As well as bolstering existing individual data subject rights, the GDPR will create a number of additional individual rights.  These will include the right to ‘data portability’ – this right is an entirely new concept introduced by the GDPR.  An employee will have the right to request a copy of their data in a “structured, commonly used and machine-readable format” and also require that such data is transferred directly to a third party.  The right effectively provides for an enhanced SAR.  The right could be met for example by providing a PDF file and the employer is not permitted to charge any fee.

Another individual right that has received attention in recent times has been the so called ‘right to be forgotten’, meaning the right to request that all data held about the individual is erased.  A legal challenge involving Facebook resulted in public awareness of this issue in relation to internet search engine data.  Requests from ex-employees to have their data deleted could become a routine request for employers and mechanisms will need to be in place to respond quickly to such requests.  However, employers can be reassured that the right to be forgotten is not absolute; employers may be entitled to retain employee data in line with the employer’s legitimate interests.

Demonstrating Ongoing Compliance

It is important to all businesses to comply with the current legislative regime and data protection principals to minimise risk. The GDPR takes the concept of compliance even further introducing themes of corporate accountability and governance.  Employers will have a legal obligation to demonstrate that they are complying with data protection principles and adopting an approach and practices that properly protect the privacy of individual data subjects.

It will no longer be enough for the employer to demonstrate that they have not breached the legislation, the employer will also need demonstrate they have implemented “appropriate technical and organisational measures” in relation to data protection.

This means that employers will need to have a detailed data protection policy in place, as well as other ancillary policies such as those on data security and data breaches. In fact, all the issues we have raised in this newsletter will need to be addressed in the employer’s workplace policies.

The GDPR also introduces a new concept of ‘data protection by design and by default’. The intention is that data protection will be built into the design and implementation of new systems from the outset. For example, where a new HR system is being established, all the issues relating to the protection of employee data and privacy (such as lawful processing, individual rights and portability of data) will need to be part of the design of the system from the ground up.

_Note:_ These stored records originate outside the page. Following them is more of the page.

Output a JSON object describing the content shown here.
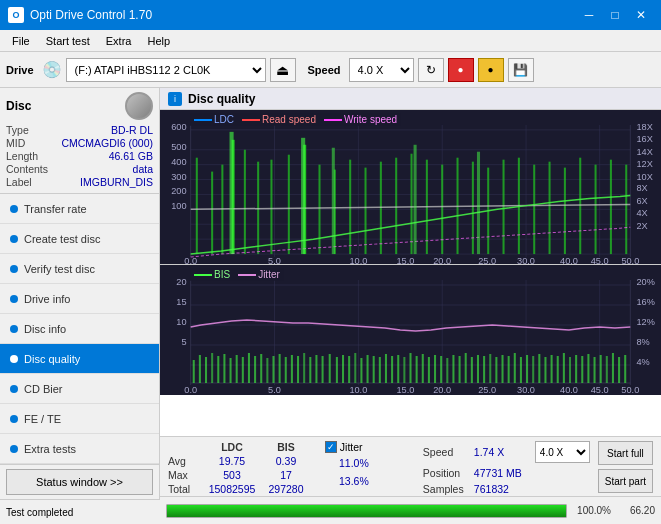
{
  "titlebar": {
    "title": "Opti Drive Control 1.70",
    "minimize": "─",
    "maximize": "□",
    "close": "✕"
  },
  "menubar": {
    "items": [
      "File",
      "Start test",
      "Extra",
      "Help"
    ]
  },
  "toolbar": {
    "drive_label": "Drive",
    "drive_value": "(F:)  ATAPI iHBS112  2 CL0K",
    "speed_label": "Speed",
    "speed_value": "4.0 X"
  },
  "disc": {
    "title": "Disc",
    "type_label": "Type",
    "type_value": "BD-R DL",
    "mid_label": "MID",
    "mid_value": "CMCMAGDI6 (000)",
    "length_label": "Length",
    "length_value": "46.61 GB",
    "contents_label": "Contents",
    "contents_value": "data",
    "label_label": "Label",
    "label_value": "IMGBURN_DIS"
  },
  "nav": {
    "items": [
      {
        "id": "transfer-rate",
        "label": "Transfer rate",
        "active": false
      },
      {
        "id": "create-test-disc",
        "label": "Create test disc",
        "active": false
      },
      {
        "id": "verify-test-disc",
        "label": "Verify test disc",
        "active": false
      },
      {
        "id": "drive-info",
        "label": "Drive info",
        "active": false
      },
      {
        "id": "disc-info",
        "label": "Disc info",
        "active": false
      },
      {
        "id": "disc-quality",
        "label": "Disc quality",
        "active": true
      },
      {
        "id": "cd-bier",
        "label": "CD Bier",
        "active": false
      },
      {
        "id": "fe-te",
        "label": "FE / TE",
        "active": false
      },
      {
        "id": "extra-tests",
        "label": "Extra tests",
        "active": false
      }
    ]
  },
  "status_btn": "Status window >>",
  "progress": {
    "label": "Test completed",
    "pct": "100.0%",
    "speed": "66.20"
  },
  "disc_quality": {
    "title": "Disc quality",
    "icon": "i",
    "legend1": {
      "ldc_label": "LDC",
      "read_label": "Read speed",
      "write_label": "Write speed"
    },
    "legend2": {
      "bis_label": "BIS",
      "jitter_label": "Jitter"
    }
  },
  "stats": {
    "headers": [
      "LDC",
      "BIS"
    ],
    "rows": [
      {
        "label": "Avg",
        "ldc": "19.75",
        "bis": "0.39",
        "jitter_val": "11.0%"
      },
      {
        "label": "Max",
        "ldc": "503",
        "bis": "17",
        "jitter_val": "13.6%"
      },
      {
        "label": "Total",
        "ldc": "15082595",
        "bis": "297280",
        "jitter_val": ""
      }
    ],
    "jitter_label": "Jitter",
    "speed_label": "Speed",
    "speed_val": "1.74 X",
    "speed_max": "4.0 X",
    "position_label": "Position",
    "position_val": "47731 MB",
    "samples_label": "Samples",
    "samples_val": "761832",
    "start_full_btn": "Start full",
    "start_part_btn": "Start part"
  }
}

In order to manage data protection compliance some employers already appoint a designated person as Data Protection Officer. It is likely this approach will become more popular and it is recommended as part of establishing an internal framework for compliance.  Generally this is a voluntary measure, however, there are some circumstances under the GDPR where appointment of a Data Protection Officer is mandatory:

  • the organisation is a public body, or
  • the organisation carries out systematic monitoring or large-scale processing of sensitive personal data

There is a lot to do regarding the implementation of GDPR. A designated and properly trained Data Protection Officer, with the backing and support of senior management, could be a useful resource within any organisation.